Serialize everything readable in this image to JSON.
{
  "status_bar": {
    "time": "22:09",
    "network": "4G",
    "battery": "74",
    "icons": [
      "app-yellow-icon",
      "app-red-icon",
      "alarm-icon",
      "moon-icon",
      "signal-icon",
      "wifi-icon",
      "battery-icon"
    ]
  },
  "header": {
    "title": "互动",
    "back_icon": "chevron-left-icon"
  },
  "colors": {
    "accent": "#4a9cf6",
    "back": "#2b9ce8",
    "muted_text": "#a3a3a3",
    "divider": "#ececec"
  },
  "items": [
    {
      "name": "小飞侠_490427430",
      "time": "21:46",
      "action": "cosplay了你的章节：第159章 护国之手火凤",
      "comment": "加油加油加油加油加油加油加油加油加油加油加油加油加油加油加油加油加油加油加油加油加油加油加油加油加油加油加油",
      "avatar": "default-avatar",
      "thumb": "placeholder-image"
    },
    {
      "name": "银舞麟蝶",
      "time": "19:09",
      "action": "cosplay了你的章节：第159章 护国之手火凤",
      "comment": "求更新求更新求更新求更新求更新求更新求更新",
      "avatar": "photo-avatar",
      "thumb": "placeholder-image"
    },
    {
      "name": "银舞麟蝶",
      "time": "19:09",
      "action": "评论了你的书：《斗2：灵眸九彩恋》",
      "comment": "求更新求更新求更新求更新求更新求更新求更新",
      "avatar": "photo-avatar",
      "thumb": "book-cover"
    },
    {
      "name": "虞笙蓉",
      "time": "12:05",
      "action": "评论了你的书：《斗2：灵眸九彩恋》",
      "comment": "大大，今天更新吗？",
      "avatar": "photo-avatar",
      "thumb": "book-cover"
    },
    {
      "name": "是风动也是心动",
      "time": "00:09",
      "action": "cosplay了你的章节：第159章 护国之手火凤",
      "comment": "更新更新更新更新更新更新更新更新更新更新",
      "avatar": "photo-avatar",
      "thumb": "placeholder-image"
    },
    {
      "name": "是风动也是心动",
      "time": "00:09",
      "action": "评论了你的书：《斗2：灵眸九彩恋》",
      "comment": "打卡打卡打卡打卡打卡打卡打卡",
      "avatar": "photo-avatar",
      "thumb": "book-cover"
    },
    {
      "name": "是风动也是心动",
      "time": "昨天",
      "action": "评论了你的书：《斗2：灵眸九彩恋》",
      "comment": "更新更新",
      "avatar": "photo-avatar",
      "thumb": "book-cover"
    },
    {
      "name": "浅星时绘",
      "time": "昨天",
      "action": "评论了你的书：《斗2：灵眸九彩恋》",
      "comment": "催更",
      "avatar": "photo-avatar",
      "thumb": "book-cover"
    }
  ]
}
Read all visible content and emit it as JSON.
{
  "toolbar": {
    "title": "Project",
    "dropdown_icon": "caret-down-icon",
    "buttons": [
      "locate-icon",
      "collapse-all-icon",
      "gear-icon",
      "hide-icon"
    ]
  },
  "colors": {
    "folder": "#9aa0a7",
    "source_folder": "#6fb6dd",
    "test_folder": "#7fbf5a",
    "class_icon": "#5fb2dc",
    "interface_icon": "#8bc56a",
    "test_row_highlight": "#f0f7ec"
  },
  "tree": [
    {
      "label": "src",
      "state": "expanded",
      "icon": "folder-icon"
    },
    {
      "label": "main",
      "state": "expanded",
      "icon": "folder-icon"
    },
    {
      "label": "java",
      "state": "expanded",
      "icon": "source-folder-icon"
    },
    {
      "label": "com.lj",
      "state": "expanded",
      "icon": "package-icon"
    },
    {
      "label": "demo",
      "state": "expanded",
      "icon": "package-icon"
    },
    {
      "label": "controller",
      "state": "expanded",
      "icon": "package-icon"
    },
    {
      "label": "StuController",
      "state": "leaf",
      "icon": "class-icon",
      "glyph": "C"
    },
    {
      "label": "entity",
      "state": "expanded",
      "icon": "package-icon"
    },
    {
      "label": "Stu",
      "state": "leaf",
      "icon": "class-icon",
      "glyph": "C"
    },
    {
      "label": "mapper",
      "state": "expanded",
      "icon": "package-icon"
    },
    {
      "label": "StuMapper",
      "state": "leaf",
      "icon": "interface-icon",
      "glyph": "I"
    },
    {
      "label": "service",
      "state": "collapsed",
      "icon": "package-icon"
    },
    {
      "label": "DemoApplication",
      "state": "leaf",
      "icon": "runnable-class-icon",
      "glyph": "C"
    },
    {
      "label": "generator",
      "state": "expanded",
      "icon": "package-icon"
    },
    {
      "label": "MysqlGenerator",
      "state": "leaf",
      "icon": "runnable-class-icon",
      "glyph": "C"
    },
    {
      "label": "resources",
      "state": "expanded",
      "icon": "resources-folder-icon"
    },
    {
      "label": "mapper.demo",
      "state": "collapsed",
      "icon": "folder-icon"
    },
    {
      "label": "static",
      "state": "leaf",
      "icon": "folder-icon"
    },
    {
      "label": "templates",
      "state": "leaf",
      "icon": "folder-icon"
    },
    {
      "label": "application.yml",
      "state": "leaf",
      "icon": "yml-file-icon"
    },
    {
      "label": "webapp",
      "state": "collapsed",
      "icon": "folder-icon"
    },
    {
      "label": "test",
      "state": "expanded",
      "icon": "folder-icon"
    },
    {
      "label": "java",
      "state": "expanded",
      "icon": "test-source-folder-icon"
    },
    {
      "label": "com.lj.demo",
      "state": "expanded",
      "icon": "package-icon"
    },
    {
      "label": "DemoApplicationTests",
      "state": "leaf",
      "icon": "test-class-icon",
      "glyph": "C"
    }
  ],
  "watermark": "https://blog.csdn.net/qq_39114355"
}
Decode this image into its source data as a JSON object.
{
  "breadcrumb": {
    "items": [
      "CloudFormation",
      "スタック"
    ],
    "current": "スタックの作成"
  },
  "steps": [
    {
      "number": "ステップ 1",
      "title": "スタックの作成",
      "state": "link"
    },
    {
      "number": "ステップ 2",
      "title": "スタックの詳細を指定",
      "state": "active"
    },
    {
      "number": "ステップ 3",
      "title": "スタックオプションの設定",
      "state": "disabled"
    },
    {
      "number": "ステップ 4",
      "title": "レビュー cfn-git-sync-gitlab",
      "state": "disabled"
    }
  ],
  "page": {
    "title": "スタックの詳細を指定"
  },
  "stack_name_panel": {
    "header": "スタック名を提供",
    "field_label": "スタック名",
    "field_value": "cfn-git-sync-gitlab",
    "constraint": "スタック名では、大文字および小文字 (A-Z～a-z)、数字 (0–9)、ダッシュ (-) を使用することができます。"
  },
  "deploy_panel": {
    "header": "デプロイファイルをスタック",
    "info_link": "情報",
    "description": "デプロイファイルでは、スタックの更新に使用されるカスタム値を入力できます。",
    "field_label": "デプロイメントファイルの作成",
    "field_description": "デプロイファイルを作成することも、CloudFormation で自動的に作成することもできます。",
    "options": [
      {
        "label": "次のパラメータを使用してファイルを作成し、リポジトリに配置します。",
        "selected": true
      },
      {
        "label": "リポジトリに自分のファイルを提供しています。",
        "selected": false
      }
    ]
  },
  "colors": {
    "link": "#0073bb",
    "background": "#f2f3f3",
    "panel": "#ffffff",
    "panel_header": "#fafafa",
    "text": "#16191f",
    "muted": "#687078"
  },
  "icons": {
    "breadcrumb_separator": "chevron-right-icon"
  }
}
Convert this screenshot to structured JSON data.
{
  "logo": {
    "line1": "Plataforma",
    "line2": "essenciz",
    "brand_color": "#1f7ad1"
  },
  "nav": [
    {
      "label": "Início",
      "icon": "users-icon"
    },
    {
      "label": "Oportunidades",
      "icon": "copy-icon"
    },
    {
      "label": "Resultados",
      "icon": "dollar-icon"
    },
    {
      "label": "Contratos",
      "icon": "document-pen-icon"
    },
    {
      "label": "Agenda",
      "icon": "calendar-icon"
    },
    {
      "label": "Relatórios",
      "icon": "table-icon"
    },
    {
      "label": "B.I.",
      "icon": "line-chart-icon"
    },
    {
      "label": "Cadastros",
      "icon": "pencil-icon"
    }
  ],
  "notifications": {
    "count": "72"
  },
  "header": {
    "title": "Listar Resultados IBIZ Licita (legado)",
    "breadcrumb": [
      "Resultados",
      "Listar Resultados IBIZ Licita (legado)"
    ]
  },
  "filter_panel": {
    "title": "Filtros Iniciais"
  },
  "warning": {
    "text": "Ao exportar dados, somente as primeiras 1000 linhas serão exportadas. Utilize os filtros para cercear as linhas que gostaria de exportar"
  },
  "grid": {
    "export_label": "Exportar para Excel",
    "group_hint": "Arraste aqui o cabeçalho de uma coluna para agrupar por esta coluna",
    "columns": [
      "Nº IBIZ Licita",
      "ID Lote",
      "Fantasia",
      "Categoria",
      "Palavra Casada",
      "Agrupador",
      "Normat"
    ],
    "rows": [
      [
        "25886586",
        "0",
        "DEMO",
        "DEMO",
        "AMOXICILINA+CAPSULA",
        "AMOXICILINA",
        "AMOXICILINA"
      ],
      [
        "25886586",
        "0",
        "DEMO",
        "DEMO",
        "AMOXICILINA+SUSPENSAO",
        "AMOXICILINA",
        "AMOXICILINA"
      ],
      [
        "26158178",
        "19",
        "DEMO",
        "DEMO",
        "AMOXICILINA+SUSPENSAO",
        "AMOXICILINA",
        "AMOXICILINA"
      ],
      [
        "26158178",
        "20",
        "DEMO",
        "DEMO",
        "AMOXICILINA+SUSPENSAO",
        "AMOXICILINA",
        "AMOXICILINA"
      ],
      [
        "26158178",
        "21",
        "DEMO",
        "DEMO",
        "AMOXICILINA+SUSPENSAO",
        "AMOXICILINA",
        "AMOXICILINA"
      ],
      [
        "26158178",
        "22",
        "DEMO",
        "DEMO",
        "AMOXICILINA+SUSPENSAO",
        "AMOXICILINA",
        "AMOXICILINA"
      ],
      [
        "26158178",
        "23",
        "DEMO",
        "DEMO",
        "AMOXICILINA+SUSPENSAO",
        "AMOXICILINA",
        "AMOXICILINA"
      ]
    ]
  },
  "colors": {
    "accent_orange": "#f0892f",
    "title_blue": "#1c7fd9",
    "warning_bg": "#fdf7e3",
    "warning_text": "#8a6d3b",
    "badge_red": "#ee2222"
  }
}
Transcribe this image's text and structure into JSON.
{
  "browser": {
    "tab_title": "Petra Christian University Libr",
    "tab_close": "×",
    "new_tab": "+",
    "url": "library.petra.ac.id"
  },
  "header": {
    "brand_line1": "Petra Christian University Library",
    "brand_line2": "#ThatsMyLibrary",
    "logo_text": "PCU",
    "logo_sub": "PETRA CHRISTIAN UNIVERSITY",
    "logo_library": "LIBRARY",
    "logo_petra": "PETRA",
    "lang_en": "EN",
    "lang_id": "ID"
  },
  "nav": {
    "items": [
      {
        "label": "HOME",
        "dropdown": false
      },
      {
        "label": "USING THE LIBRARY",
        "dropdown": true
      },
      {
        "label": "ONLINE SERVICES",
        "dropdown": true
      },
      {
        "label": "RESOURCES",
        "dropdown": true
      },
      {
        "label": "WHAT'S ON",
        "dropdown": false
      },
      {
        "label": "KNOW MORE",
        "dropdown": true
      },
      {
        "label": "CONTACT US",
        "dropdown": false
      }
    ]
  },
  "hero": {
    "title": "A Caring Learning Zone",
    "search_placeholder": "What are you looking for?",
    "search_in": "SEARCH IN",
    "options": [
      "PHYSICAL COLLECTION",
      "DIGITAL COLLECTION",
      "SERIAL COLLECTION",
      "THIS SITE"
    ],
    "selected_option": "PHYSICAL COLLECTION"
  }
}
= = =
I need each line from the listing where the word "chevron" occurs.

ANSWER TO THIS EXERCISE -
    "back_icon": "chevron-left-icon"
    "breadcrumb_separator": "chevron-right-icon"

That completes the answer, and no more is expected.